Abbas to discuss Trump move with Sisi in Cairo
Palestinian president Mahmoud Abbas will travel to Cairo on Monday for talks with Egyptian president Abdel Fattah El Sisi on US president Donald Trump's decision to recognise Jerusalem as Israel's capital.
Mr El Sisi invited Mr Abbas "to a bilateral summit for consultations on Monday in Cairo to discuss developments related to the United States' recognition of Jerusalem as Israel's capital", said Bassam Radi, a spokesman for the Egyptian presidency.
Palestine Liberation Organisation official Wasel Abu Yousef said he understood that Jordan's King Abdullah II would join the meeting, but there was no official confirmation of this.
The official Palestinian news agency Wafa said Mr Abbas and Mr El Sisi spoke by phone on Sunday and agreed "to continue consulting to coordinate common positions".
Mr Trump's move has drawn near universal condemnation, and Palestinian officials say Mr Abbas will refuse to meet US vice president Mike Pence when he travels to the region later this month.
Anger throughout the Muslim and Arab world has included protests in Egypt and Jordan, which also has a special role as the official custodian of Muslim holy sites in Jerusalem.
In Cairo, students and professors demonstrated at the prestigious Al Azhar University, a university spokesman said, with pictures on social media showing several hundred protesters. Dozens of students protested at two other Cairo universities.
Arab foreign ministers on Saturday called on the United States to rescind its recognition of Jerusalem as Israel's capital and for the international community to recognise a Palestinian state.
In a resolution after an emergency meeting in Cairo, Arab League member ministers said the United States had "withdrawn itself as a sponsor and broker" of the Israeli-Palestinian peace process with its controversial move.
The ministers met at the league's headquarters in Cairo to formulate a response to the US decision.
Egypt's top Muslim and Christian clerics have both cancelled scheduled meetings with Mr Pence in protest at the Jerusalem decision.
Israel seized Arab east Jerusalem from Jordan in the 1967 Arab-Israeli War and later annexed it in a move never recognised by the international community.

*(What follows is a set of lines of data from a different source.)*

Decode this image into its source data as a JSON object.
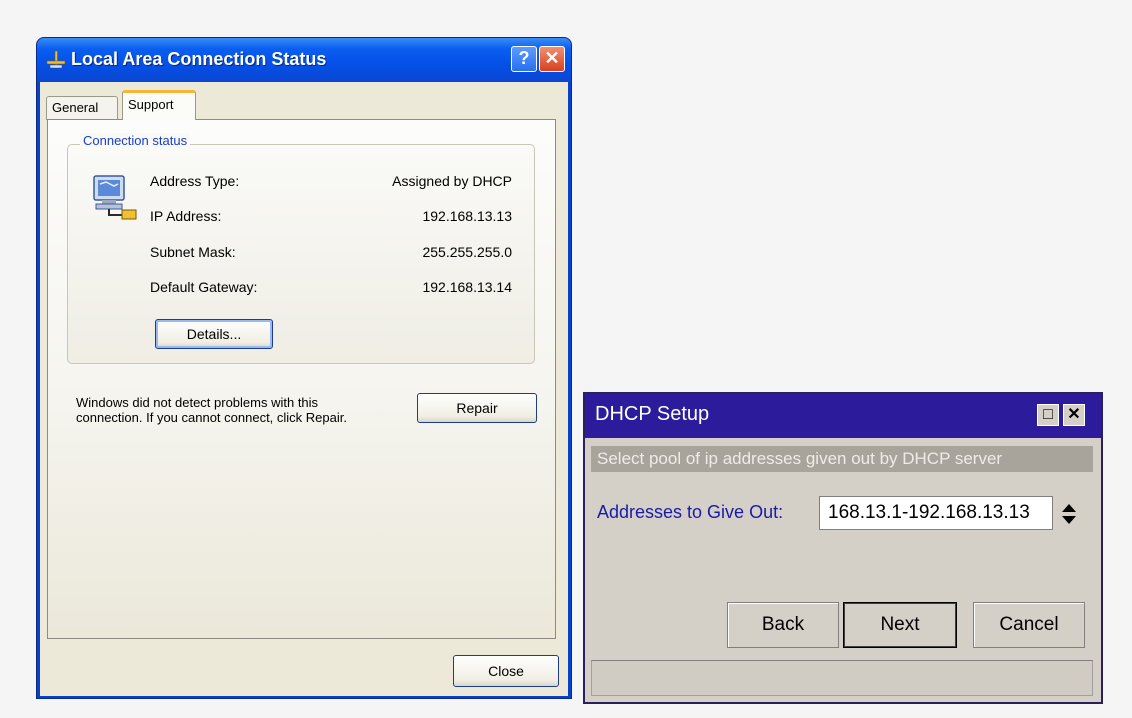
{
  "lan_dialog": {
    "title": "Local Area Connection Status",
    "help_button": "?",
    "close_button": "✕",
    "tabs": [
      {
        "label": "General"
      },
      {
        "label": "Support"
      }
    ],
    "group_title": "Connection status",
    "rows": [
      {
        "label": "Address Type:",
        "value": "Assigned by DHCP"
      },
      {
        "label": "IP Address:",
        "value": "192.168.13.13"
      },
      {
        "label": "Subnet Mask:",
        "value": "255.255.255.0"
      },
      {
        "label": "Default Gateway:",
        "value": "192.168.13.14"
      }
    ],
    "details_button": "Details...",
    "repair_text": "Windows did not detect problems with this connection. If you cannot connect, click Repair.",
    "repair_button": "Repair",
    "close_footer_button": "Close"
  },
  "dhcp_dialog": {
    "title": "DHCP Setup",
    "maximize_button": "□",
    "close_button": "✕",
    "banner": "Select pool of ip addresses given out by DHCP server",
    "field_label": "Addresses to Give Out:",
    "field_value": "168.13.1-192.168.13.13",
    "back_button": "Back",
    "next_button": "Next",
    "cancel_button": "Cancel"
  },
  "icons": [
    "network-connection-icon",
    "network-computer-icon",
    "spinner-arrows-icon"
  ],
  "colors": {
    "xp_title_blue": "#0a5ef0",
    "xp_client": "#ece9d8",
    "xp_tab_highlight": "#f5b63a",
    "dhcp_title": "#2c1c9c",
    "dhcp_label": "#1a1aa8",
    "dhcp_bg": "#d4d0c8"
  }
}
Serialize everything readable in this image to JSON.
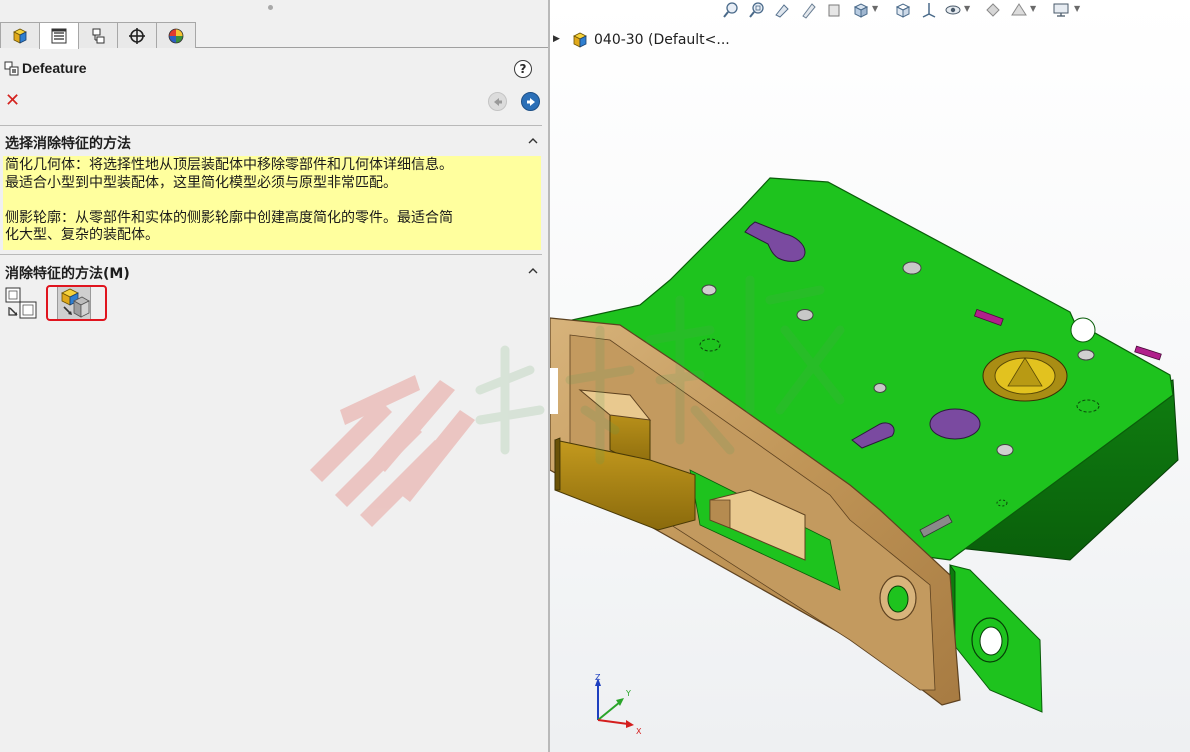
{
  "manager_tabs": [
    {
      "name": "feature-manager",
      "icon": "part-icon"
    },
    {
      "name": "property-manager",
      "icon": "property-list-icon"
    },
    {
      "name": "configuration-manager",
      "icon": "configuration-icon"
    },
    {
      "name": "dimxpert-manager",
      "icon": "crosshair-icon"
    },
    {
      "name": "display-manager",
      "icon": "appearance-ball-icon"
    }
  ],
  "property_manager": {
    "title": "Defeature",
    "help_label": "?",
    "cancel_label": "✕"
  },
  "section_select": {
    "title": "选择消除特征的方法",
    "info_lines": [
      "简化几何体：将选择性地从顶层装配体中移除零部件和几何体详细信息。",
      "最适合小型到中型装配体，这里简化模型必须与原型非常匹配。",
      "侧影轮廓：从零部件和实体的侧影轮廓中创建高度简化的零件。最适合简",
      "化大型、复杂的装配体。"
    ]
  },
  "section_method": {
    "title": "消除特征的方法(M)",
    "options": [
      {
        "name": "simplified-geometry",
        "icon": "simplified-geometry-icon",
        "selected": false
      },
      {
        "name": "silhouette",
        "icon": "silhouette-icon",
        "selected": true
      }
    ]
  },
  "tree": {
    "item_label": "040-30  (Default<..."
  },
  "triad_axes": {
    "z": "Z",
    "y": "Y",
    "x": "X"
  },
  "colors": {
    "info_highlight": "#ffff9e",
    "selection_outline": "#e0141e",
    "model_green": "#1ec31e",
    "model_brass": "#c9a36b",
    "next_button_blue": "#2b6fb7"
  }
}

The Palestinians want the eastern sector as the capital of their future state.
The international community does not recognise the ancient city as Israel's capital, insisting that the issue can only be resolved in negotiations.